As socially-engaged historians, and Eric’s former colleagues, it felt like the right time to hold this conference which will enable us to engage with the question of where the discipline is headed and what it means to be a historian in the 21st century.
(PRWEB UK) 6 March 2014
The world’s most eminent historians will gather in London from 29 April – 1 May 2014 to consider the place of history in the 21st century, at a conference organised by Birkbeck, University of London and the Past & Present Society, in memory of Professor Eric Hobsbawm.
Professor Hobsbawm, who died in October 2012, was one of the 20th century’s leading historians. His work had a worldwide impact on the way that history is taught, studied and developed, and his writing opened up the study of class and social history, in an academic tradition that had previously focused on the lives and fortunes of those in power. Hobsbawm taught at Birkbeck for over 60 years and was a founding member of the Past & Present society.
The History After Hobsbawm conference, set to be one of the most significant international events for historians this year, will have no specialised geographical or chronological focus, but will aim to answer the question: What does it mean to be an historian in the 21st century?
Dr Jan Rüger, one of the conference convenors, described the conference as a stock-taking exercise. He said: “Professor Hobsbawm left us with an incredible legacy. His impact on the study of history can hardly be overestimated.

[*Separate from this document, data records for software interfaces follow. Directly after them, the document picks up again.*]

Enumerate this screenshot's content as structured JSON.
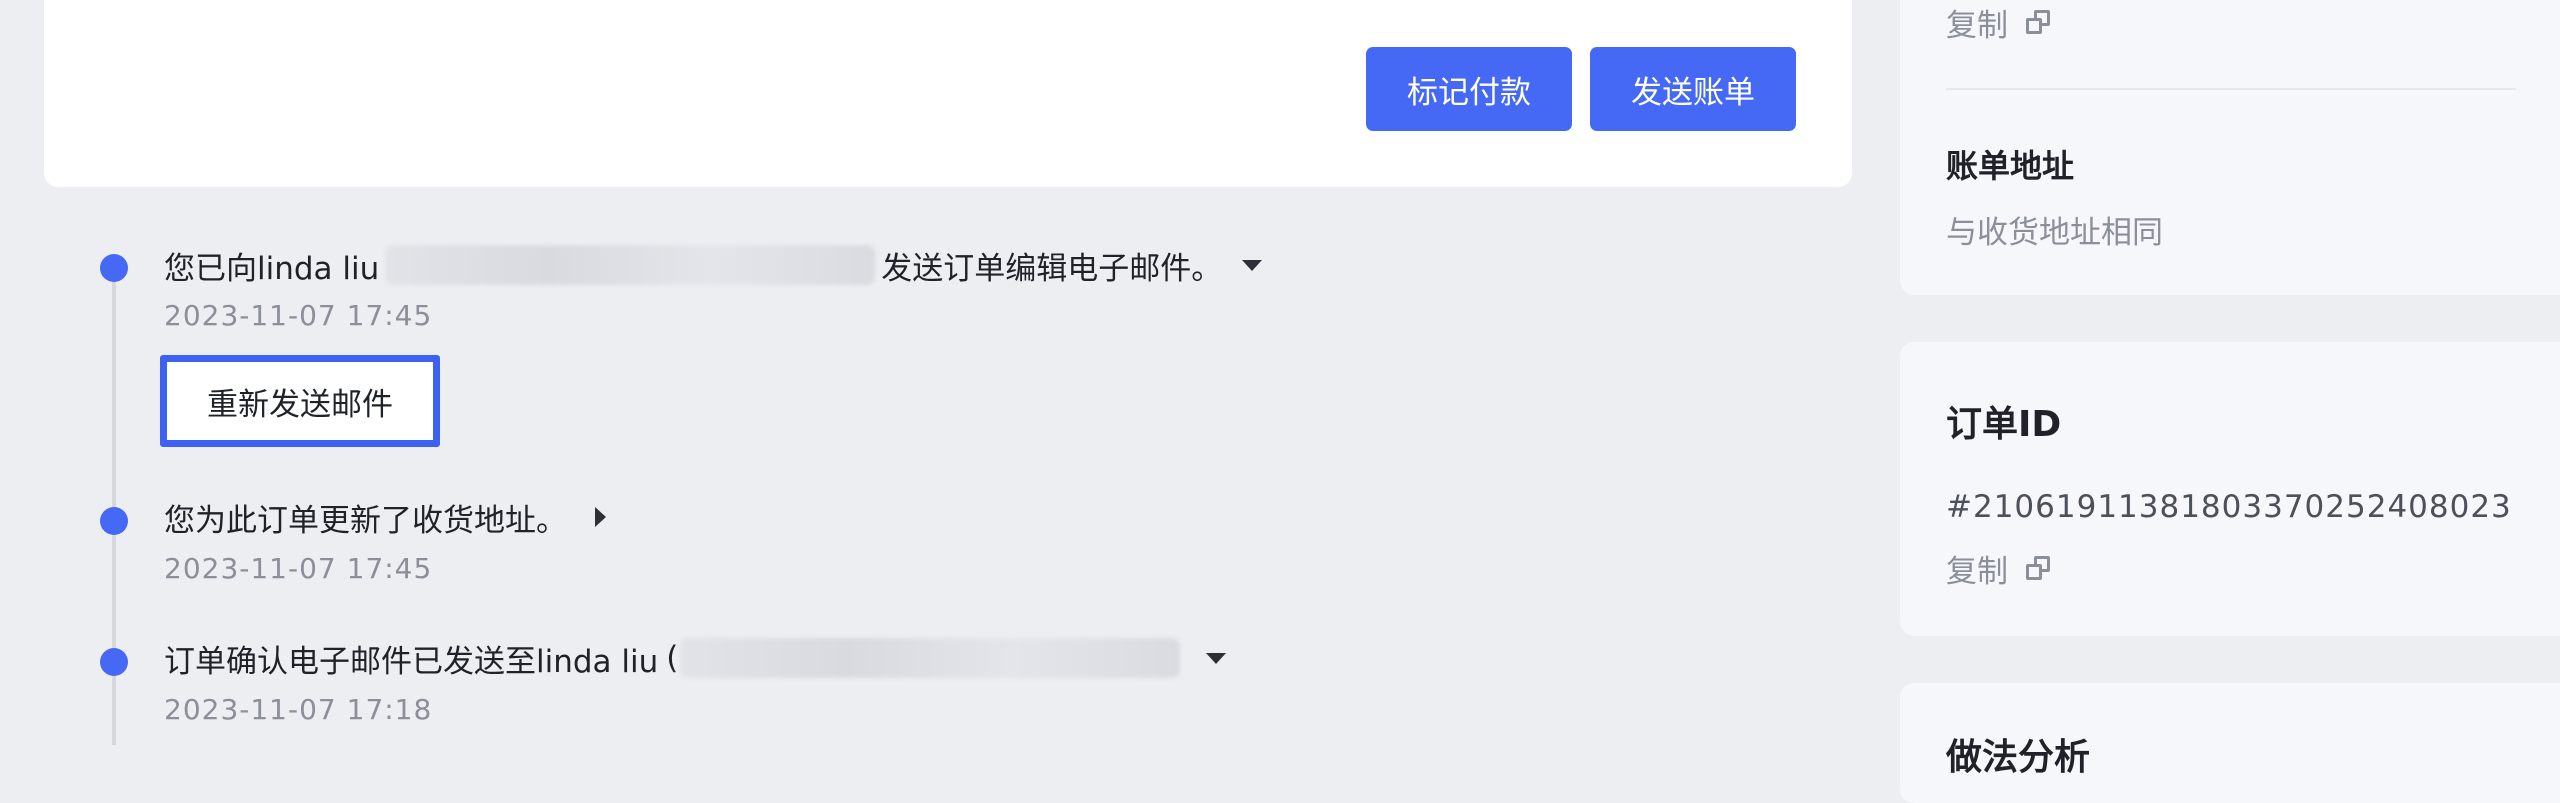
{
  "actions": {
    "mark_paid": "标记付款",
    "send_invoice": "发送账单"
  },
  "timeline": [
    {
      "text_before": "您已向linda liu",
      "blurred_email": "(luoshunxin@shoplineapp.com)",
      "text_after": "发送订单编辑电子邮件。",
      "time": "2023-11-07 17:45",
      "expand": "down",
      "button": "重新发送邮件"
    },
    {
      "text_before": "您为此订单更新了收货地址。",
      "time": "2023-11-07 17:45",
      "expand": "right"
    },
    {
      "text_before": "订单确认电子邮件已发送至linda liu",
      "paren": "(",
      "blurred_email": "luoshunxin@shoplineapp.com).",
      "time": "2023-11-07 17:18",
      "expand": "down"
    }
  ],
  "sidebar": {
    "copy_label": "复制",
    "billing_address": {
      "title": "账单地址",
      "value": "与收货地址相同"
    },
    "order_id": {
      "title": "订单ID",
      "value": "#21061911381803370252408023",
      "copy_label": "复制"
    },
    "next_title": "做法分析"
  },
  "colors": {
    "primary": "#4669f5",
    "background": "#edeef2",
    "panel": "#f6f7fa",
    "muted_text": "#8a8f99"
  }
}
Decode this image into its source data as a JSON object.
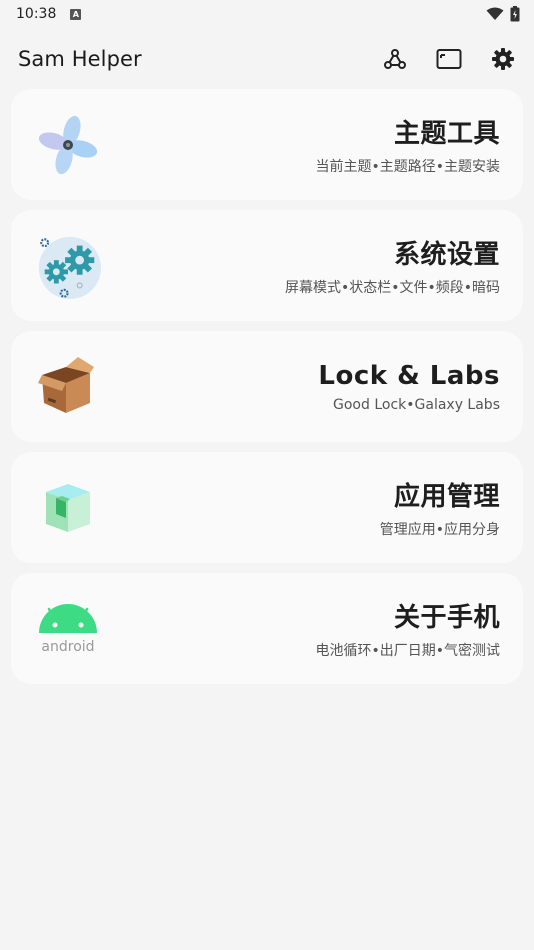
{
  "status_bar": {
    "time": "10:38",
    "badge": "A"
  },
  "app_bar": {
    "title": "Sam Helper"
  },
  "cards": [
    {
      "title": "主题工具",
      "subtitle": "当前主题•主题路径•主题安装",
      "icon": "fan-icon"
    },
    {
      "title": "系统设置",
      "subtitle": "屏幕模式•状态栏•文件•频段•暗码",
      "icon": "gears-icon"
    },
    {
      "title": "Lock & Labs",
      "subtitle": "Good Lock•Galaxy Labs",
      "icon": "box-icon"
    },
    {
      "title": "应用管理",
      "subtitle": "管理应用•应用分身",
      "icon": "cube-icon"
    },
    {
      "title": "关于手机",
      "subtitle": "电池循环•出厂日期•气密测试",
      "icon": "android-icon",
      "icon_text": "android"
    }
  ]
}
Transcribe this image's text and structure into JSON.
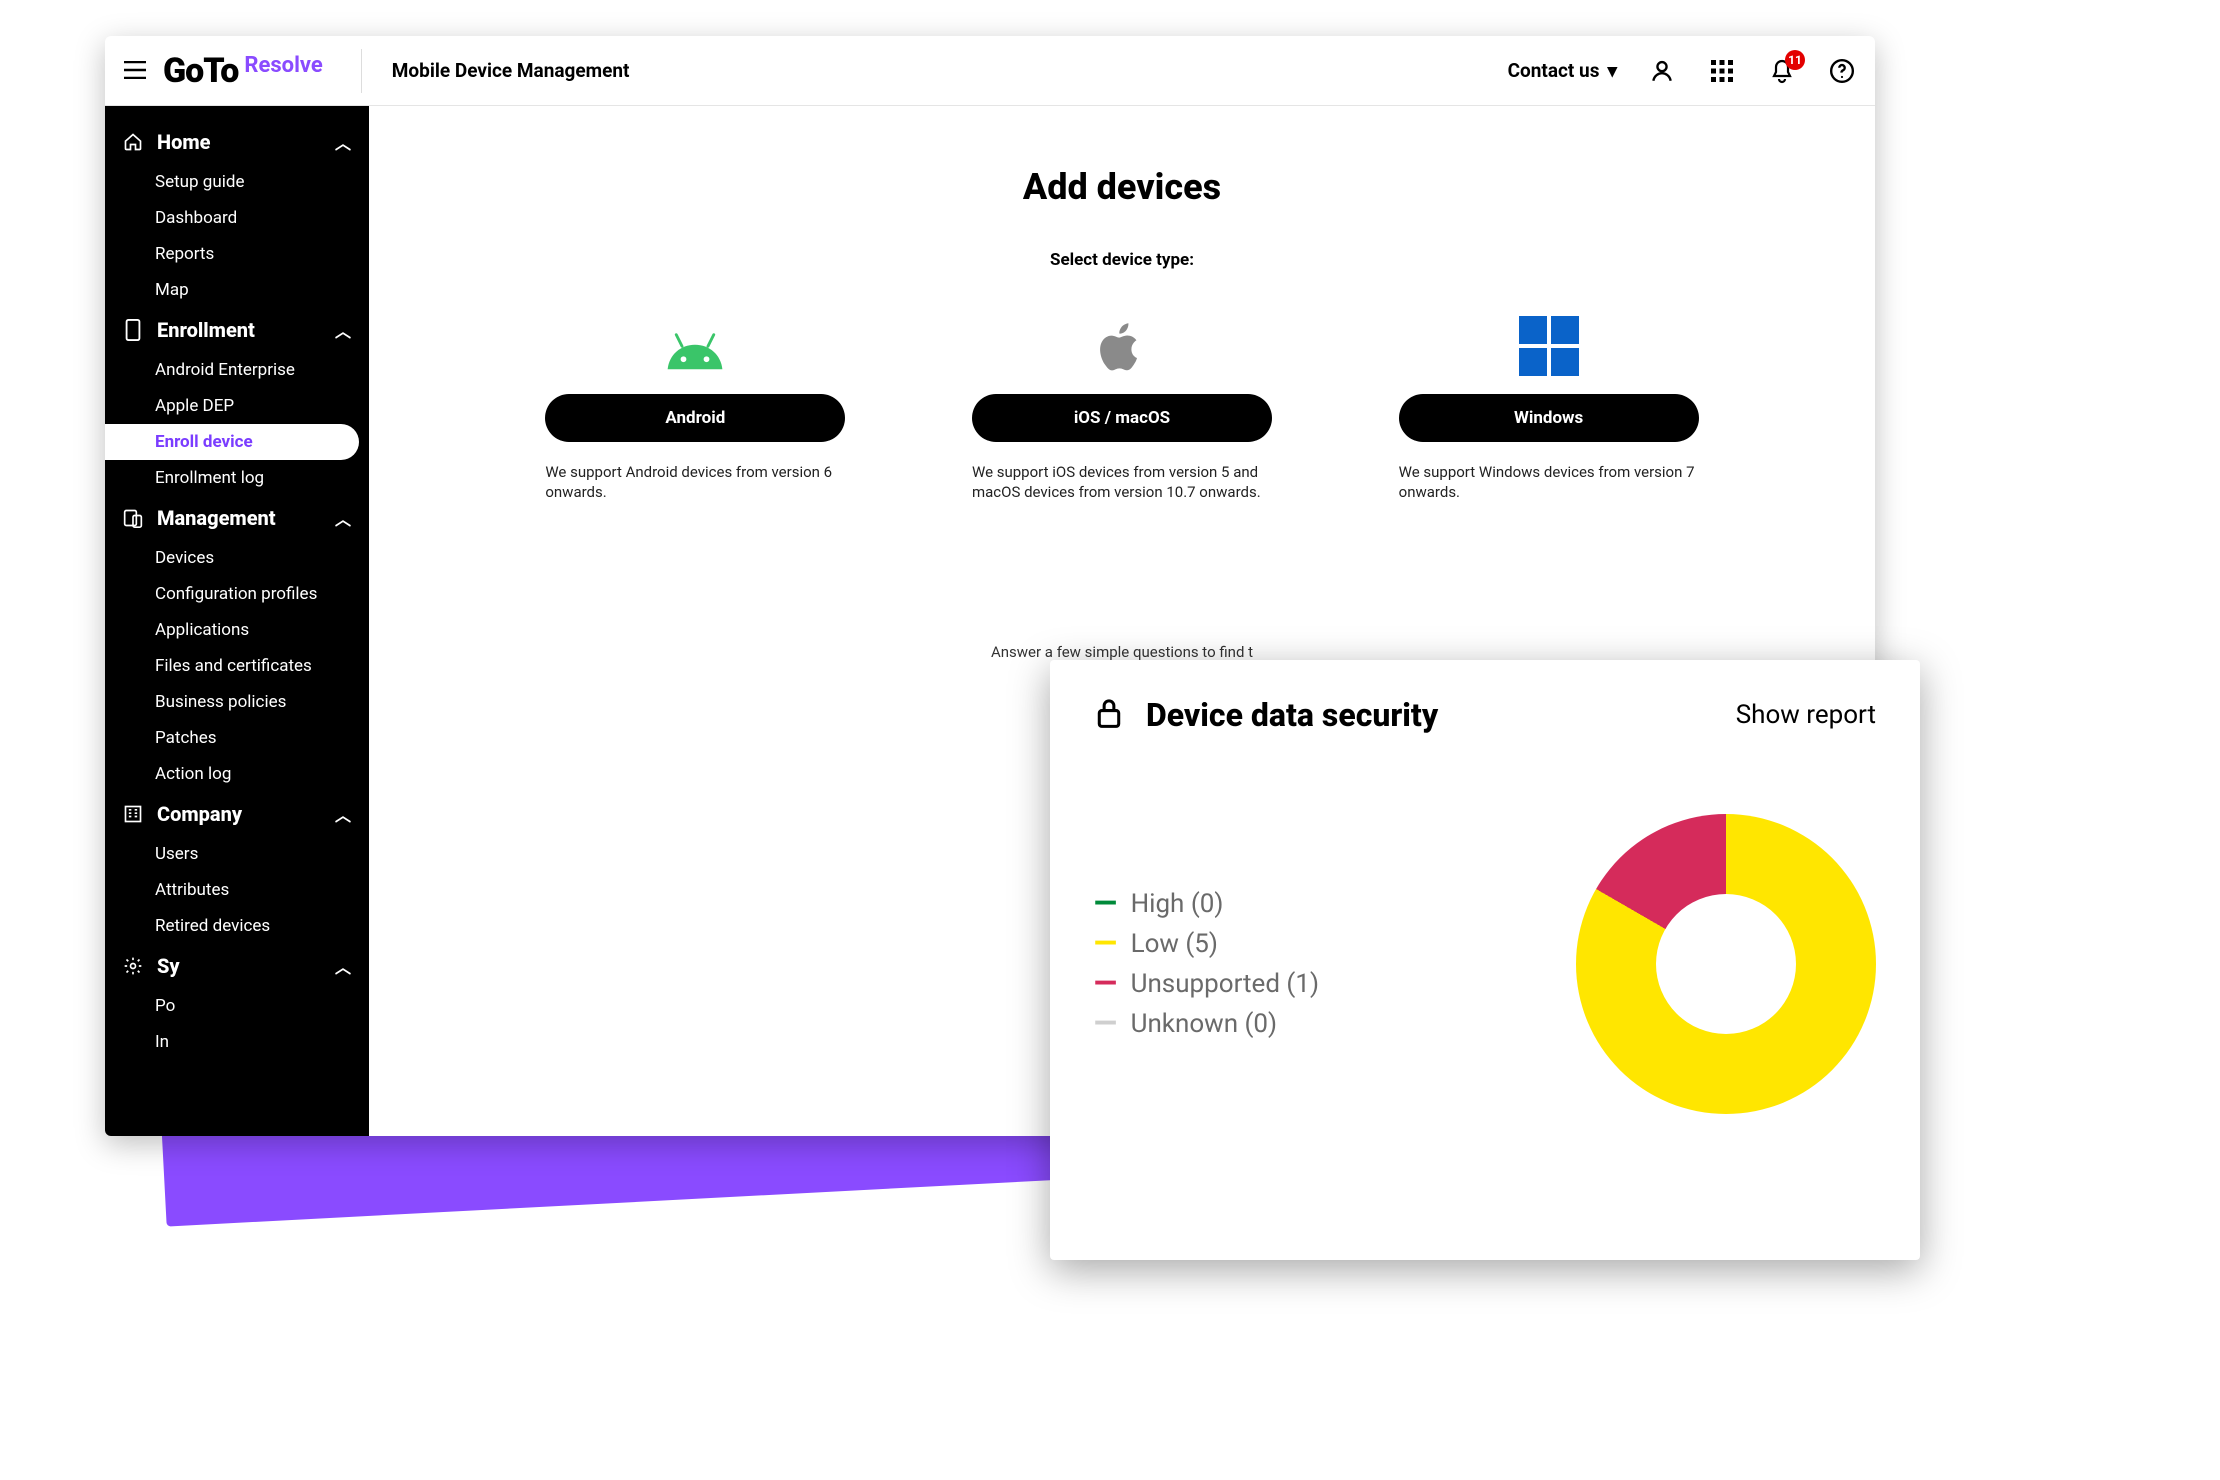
{
  "header": {
    "logo_main": "GoTo",
    "logo_sub": "Resolve",
    "page_title": "Mobile Device Management",
    "contact": "Contact us",
    "notification_count": "11"
  },
  "sidebar": {
    "groups": [
      {
        "label": "Home",
        "icon": "home",
        "items": [
          "Setup guide",
          "Dashboard",
          "Reports",
          "Map"
        ]
      },
      {
        "label": "Enrollment",
        "icon": "phone",
        "items": [
          "Android Enterprise",
          "Apple DEP",
          "Enroll device",
          "Enrollment log"
        ],
        "active": "Enroll device"
      },
      {
        "label": "Management",
        "icon": "device",
        "items": [
          "Devices",
          "Configuration profiles",
          "Applications",
          "Files and certificates",
          "Business policies",
          "Patches",
          "Action log"
        ]
      },
      {
        "label": "Company",
        "icon": "building",
        "items": [
          "Users",
          "Attributes",
          "Retired devices"
        ]
      },
      {
        "label": "Sy",
        "icon": "gear",
        "items": [
          "Po",
          "In"
        ]
      }
    ]
  },
  "main": {
    "heading": "Add devices",
    "subtitle": "Select device type:",
    "cards": [
      {
        "name": "android",
        "label": "Android",
        "desc": "We support Android devices from version 6 onwards."
      },
      {
        "name": "ios",
        "label": "iOS / macOS",
        "desc": "We support iOS devices from version 5 and macOS devices from version 10.7 onwards."
      },
      {
        "name": "windows",
        "label": "Windows",
        "desc": "We support Windows devices from version 7 onwards."
      }
    ],
    "help_line": "Answer a few simple questions to find t"
  },
  "security_panel": {
    "title": "Device data security",
    "show_report": "Show report",
    "legend": [
      {
        "label": "High",
        "count": 0,
        "color": "#008a3a"
      },
      {
        "label": "Low",
        "count": 5,
        "color": "#ffe600"
      },
      {
        "label": "Unsupported",
        "count": 1,
        "color": "#d52b5b"
      },
      {
        "label": "Unknown",
        "count": 0,
        "color": "#cfcfcf"
      }
    ]
  },
  "chart_data": {
    "type": "pie",
    "title": "Device data security",
    "series": [
      {
        "name": "High",
        "value": 0,
        "color": "#008a3a"
      },
      {
        "name": "Low",
        "value": 5,
        "color": "#ffe600"
      },
      {
        "name": "Unsupported",
        "value": 1,
        "color": "#d52b5b"
      },
      {
        "name": "Unknown",
        "value": 0,
        "color": "#cfcfcf"
      }
    ]
  }
}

As socially-engaged historians, and Eric’s former colleagues, it felt like the right time to hold this conference which will enable us to engage with the question of where the discipline is headed and what it means to be a historian in the 21st century."
The line-up of speakers incorporates many of the top names within the discipline, including Mark Mazower (Columbia), Catherine Hall (UCL), Peter Burke (Cambridge) Maya Jasanoff (Harvard), Rana Mitter (Oxford), Emma Rothschild (Harvard/Cambridge) and Geoff Eley (Michigan).
Panels will cover the following topics:
- Frameworks of historical explanation
- The Crisis of the 17th Century
- Protest and Rebels in Modern Times
- Britain, Empire, Europe
- What happened to class?
- Global environmental history
- Latin America
- Marxist and post-Marxist social history